Visualization of Small-Diameter Vessels by Reduction of Incoherent Reverberation With Coherent Flow Power Doppler
Power Doppler (PD) imaging is a widely used technique for flow detection. Despite the wide use of Doppler ultrasound, limitations exist in the ability of Doppler ultrasound to assess slow flow in the small-diameter vasculature, such as the maternal spiral arteries and fetal villous arteries of the placenta and focal liver lesions. The sensitivity of PD in small vessel detection is limited by the low signal produced by slow flow and the noise associated with small vessels. The noise sources include electronic noise, stationary or slowly moving tissue clutter, reverberation clutter, and off-axis scattering from tissue, among others. In order to provide more sensitive detection of slow flow in small diameter vessels, a coherent flow imaging technique, termed coherent flow PD (CFPD), is characterized and evaluated with simulation, flow phantom experiment studies, and an in vivo animal small vessel detection study. CFPD imaging was introduced as a technique to detect slow blood flow. It has been demonstrated to detect slow flow below the detection threshold of conventional PD imaging using identical pulse sequences and filter parameters. In this paper, we compare CFPD with PD in the detection of blood flow in small-diameter vessels. The results from the study suggest that CFPD is able to provide a 7.5-12.5-dB increase in the signal-to-noise ratio (SNR) over PD images for the same physiological conditions and is less susceptible to reverberation clutter and thermal noise. Due to the increase in SNR, CFPD is able to detect small vessels in high channel noise cases, for which PD was unable to generate enough contrast to observe the vessel.
Visualization of Small-Diameter Vessels by Reduction of Incoherent Reverberation With Coherent Flow Power Doppler.
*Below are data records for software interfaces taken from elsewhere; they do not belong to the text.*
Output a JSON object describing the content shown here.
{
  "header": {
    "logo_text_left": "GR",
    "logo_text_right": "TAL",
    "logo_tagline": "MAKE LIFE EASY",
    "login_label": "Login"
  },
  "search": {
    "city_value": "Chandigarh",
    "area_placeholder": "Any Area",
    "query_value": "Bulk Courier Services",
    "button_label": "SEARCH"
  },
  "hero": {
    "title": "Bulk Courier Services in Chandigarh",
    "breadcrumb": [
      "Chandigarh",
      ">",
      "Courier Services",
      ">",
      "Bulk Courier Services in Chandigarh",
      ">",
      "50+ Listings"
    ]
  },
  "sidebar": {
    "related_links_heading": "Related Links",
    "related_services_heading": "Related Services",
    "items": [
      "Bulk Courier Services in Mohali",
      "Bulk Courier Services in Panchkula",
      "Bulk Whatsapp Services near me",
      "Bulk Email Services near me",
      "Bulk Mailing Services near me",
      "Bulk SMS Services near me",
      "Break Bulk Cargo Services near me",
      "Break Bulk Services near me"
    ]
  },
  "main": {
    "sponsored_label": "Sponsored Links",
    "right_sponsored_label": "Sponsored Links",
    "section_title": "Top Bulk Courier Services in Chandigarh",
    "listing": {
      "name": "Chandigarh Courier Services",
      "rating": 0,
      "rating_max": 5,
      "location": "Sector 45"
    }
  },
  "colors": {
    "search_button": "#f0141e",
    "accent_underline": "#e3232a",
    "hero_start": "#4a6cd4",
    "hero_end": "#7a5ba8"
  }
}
IEEE transactions on ultrasonics, ferroelectrics, and frequency control, 63(11), 1878-1889. Li, Y. L., Hyun, D., Abou-Elkacem, L., Willmann, J. K., & Dahl, J. J. (2016).